"It's a pumped up version of Blitzen Trapper," frontman Eric Earley says of the group's sunny eighth effort.
Blitzen Trapper bandleader Eric Earley has long been a man of many influences. Before the group’s seventh studio full-length he declared the main gravitational pulls on the collection were Waylon Jennings and Wu-Tang Clan — which, oddly enough, flowed into one sonic path smoother than one might think. VII was surreal in its genre-bending as well as its blending, mixing rap-style lyrical flows with Southwestern accents and danceable melodies.
For their newest effort, Earley says he started by revisiting more familiar territory. “I just went back to the bands that influenced me in high school, like the Replacements and R.E.M., Uncle Tupelo.” On All Across This Land, which EW is streaming in full below, Earley returns to Americana-inflected rock and psychedelic whims, the first taste of which fans would have heard on Furr (2008) and most recently on American Goldwing (2011). But All Across This Land is bigger, synthier, warmer. Its guitars are brighter, more soaked in reverb.

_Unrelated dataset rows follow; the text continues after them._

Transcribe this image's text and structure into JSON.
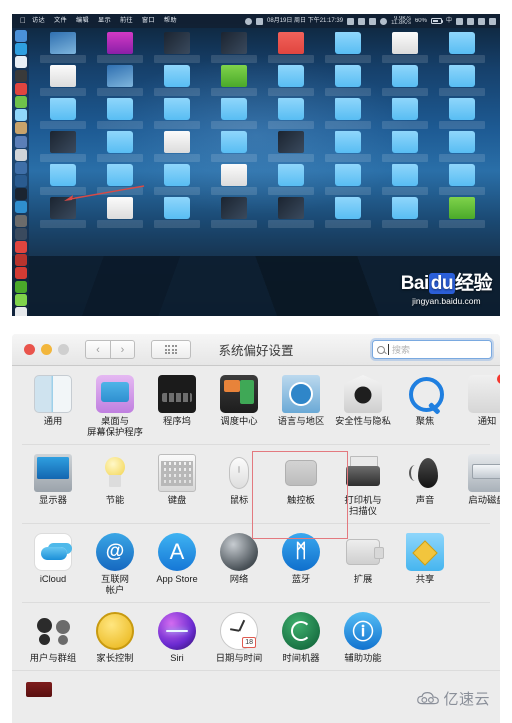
{
  "menubar": {
    "apple_icon": "apple-logo-icon",
    "items": [
      "访达",
      "文件",
      "编辑",
      "显示",
      "前往",
      "窗口",
      "帮助"
    ],
    "status": {
      "date_time": "08月19日 周日 下午21:17:39",
      "network_speed_up": "9.9K/s",
      "network_speed_down": "11.8K/s",
      "battery_percent": "60%",
      "input_method": "中",
      "icons": [
        "screen-mirroring-icon",
        "calendar-icon",
        "display-icon",
        "monitor-icon",
        "app-icon",
        "wifi-icon",
        "battery-icon",
        "input-method-icon",
        "sync-icon",
        "bluetooth-icon",
        "star-icon",
        "menu-list-icon"
      ]
    }
  },
  "desktop": {
    "dock_icon_count": 22,
    "file_icon_rows": 6,
    "file_icons_per_row": 8,
    "watermark": {
      "brand_prefix": "Bai",
      "brand_mid": "du",
      "brand_suffix": "经验",
      "url": "jingyan.baidu.com"
    },
    "annotation": "red-arrow"
  },
  "syspref": {
    "titlebar": {
      "title": "系统偏好设置",
      "traffic_lights": [
        "close-button",
        "minimize-button",
        "zoom-button"
      ],
      "back_label": "‹",
      "forward_label": "›",
      "grid_label": "show-all-grid-button"
    },
    "search": {
      "placeholder": "搜索",
      "value": ""
    },
    "rows": [
      {
        "items": [
          {
            "label": "通用",
            "icon": "general-icon",
            "cls": "ic-general"
          },
          {
            "label": "桌面与\n屏幕保护程序",
            "icon": "desktop-screensaver-icon",
            "cls": "ic-desktop"
          },
          {
            "label": "程序坞",
            "icon": "dock-icon",
            "cls": "ic-dock"
          },
          {
            "label": "调度中心",
            "icon": "mission-control-icon",
            "cls": "ic-mission"
          },
          {
            "label": "语言与地区",
            "icon": "language-region-icon",
            "cls": "ic-lang"
          },
          {
            "label": "安全性与隐私",
            "icon": "security-privacy-icon",
            "cls": "ic-security"
          },
          {
            "label": "聚焦",
            "icon": "spotlight-icon",
            "cls": "ic-spotlight"
          },
          {
            "label": "通知",
            "icon": "notifications-icon",
            "cls": "ic-notif",
            "badge": true
          }
        ]
      },
      {
        "items": [
          {
            "label": "显示器",
            "icon": "displays-icon",
            "cls": "ic-display"
          },
          {
            "label": "节能",
            "icon": "energy-saver-icon",
            "cls": "ic-energy"
          },
          {
            "label": "键盘",
            "icon": "keyboard-icon",
            "cls": "ic-keyboard"
          },
          {
            "label": "鼠标",
            "icon": "mouse-icon",
            "cls": "ic-mouse"
          },
          {
            "label": "触控板",
            "icon": "trackpad-icon",
            "cls": "ic-trackpad",
            "highlighted": true
          },
          {
            "label": "打印机与\n扫描仪",
            "icon": "printers-scanners-icon",
            "cls": "ic-printer"
          },
          {
            "label": "声音",
            "icon": "sound-icon",
            "cls": "ic-sound"
          },
          {
            "label": "启动磁盘",
            "icon": "startup-disk-icon",
            "cls": "ic-startup"
          }
        ]
      },
      {
        "items": [
          {
            "label": "iCloud",
            "icon": "icloud-icon",
            "cls": "ic-icloud"
          },
          {
            "label": "互联网\n帐户",
            "icon": "internet-accounts-icon",
            "cls": "ic-circle ic-internet",
            "glyph": "@"
          },
          {
            "label": "App Store",
            "icon": "app-store-icon",
            "cls": "ic-circle ic-appstore",
            "glyph": "A"
          },
          {
            "label": "网络",
            "icon": "network-icon",
            "cls": "ic-circle ic-network",
            "glyph": ""
          },
          {
            "label": "蓝牙",
            "icon": "bluetooth-icon",
            "cls": "ic-circle ic-bt",
            "glyph": "ᛗ"
          },
          {
            "label": "扩展",
            "icon": "extensions-icon",
            "cls": "ic-ext"
          },
          {
            "label": "共享",
            "icon": "sharing-icon",
            "cls": "ic-share"
          }
        ]
      },
      {
        "items": [
          {
            "label": "用户与群组",
            "icon": "users-groups-icon",
            "cls": "ic-users"
          },
          {
            "label": "家长控制",
            "icon": "parental-controls-icon",
            "cls": "ic-parental"
          },
          {
            "label": "Siri",
            "icon": "siri-icon",
            "cls": "ic-siri"
          },
          {
            "label": "日期与时间",
            "icon": "date-time-icon",
            "cls": "ic-datetime",
            "day": "18"
          },
          {
            "label": "时间机器",
            "icon": "time-machine-icon",
            "cls": "ic-tm"
          },
          {
            "label": "辅助功能",
            "icon": "accessibility-icon",
            "cls": "ic-access",
            "glyph": "ⓘ"
          }
        ]
      }
    ],
    "highlight": {
      "color": "#e3797f",
      "target_label": "触控板"
    }
  },
  "watermark_bottom": {
    "text": "亿速云",
    "icon": "cloud-logo-icon"
  }
}
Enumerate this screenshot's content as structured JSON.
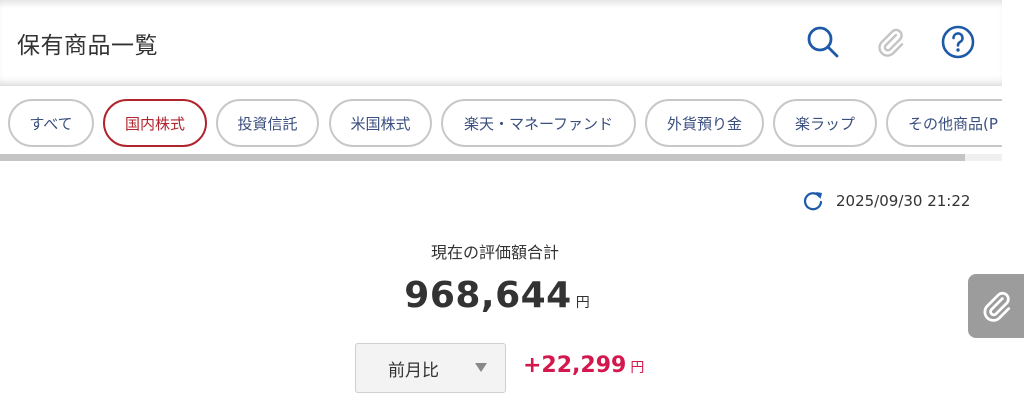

The question it asks, through various mouthpieces, is also bigger. “Where have I been?” Or rather, “Why have I been there?” All Across This Land‘s first nine tracks look back to Earley and his high school friends (“Nights Were Made For Love”), a young crush that never grew into more (“Mystery and Wonder”), a relationship hanging on by a single, gasping breath (“Love Grow Cold”), and Earley’s father (“Cadillac Road”).
“Cadillac Road”, in particular, anchors the record in retrospection. “I was thinking about my father. He’s been gone for many years, but I wondered if I ever really knew him,” Earley says of the tune with the tale of a man who worked for a phone company in a dying town, and who stayed behind even after the rest had left — the circumstances of which Earley says were very real.
The final track finally looks forward. On “Across The River” Earley imagines crossing “the river that runs between the sun and the darkness of our lives” to speak to his father. It’s not a new concept, of course. The River Styx has been the way out, or over, since first appearing in Greek Mythology. But Earley makes it immediate and affecting, weaving a filigree portrait of longing for those long gone. Those who’ve wondered what they have to do to see someone again will understand.
And if it feels as real as the other stories on the album that we know are real that’s because, in some ways it is. “Who’s to say meditating on the thought, ‘What if I was to just cross over? Just to talk to my dad?’ isn’t real?” Earley asks by way of explanation. Certainly, not us.
All Across This Land is streaming below and releases next week, October 2nd via Vagrant Records.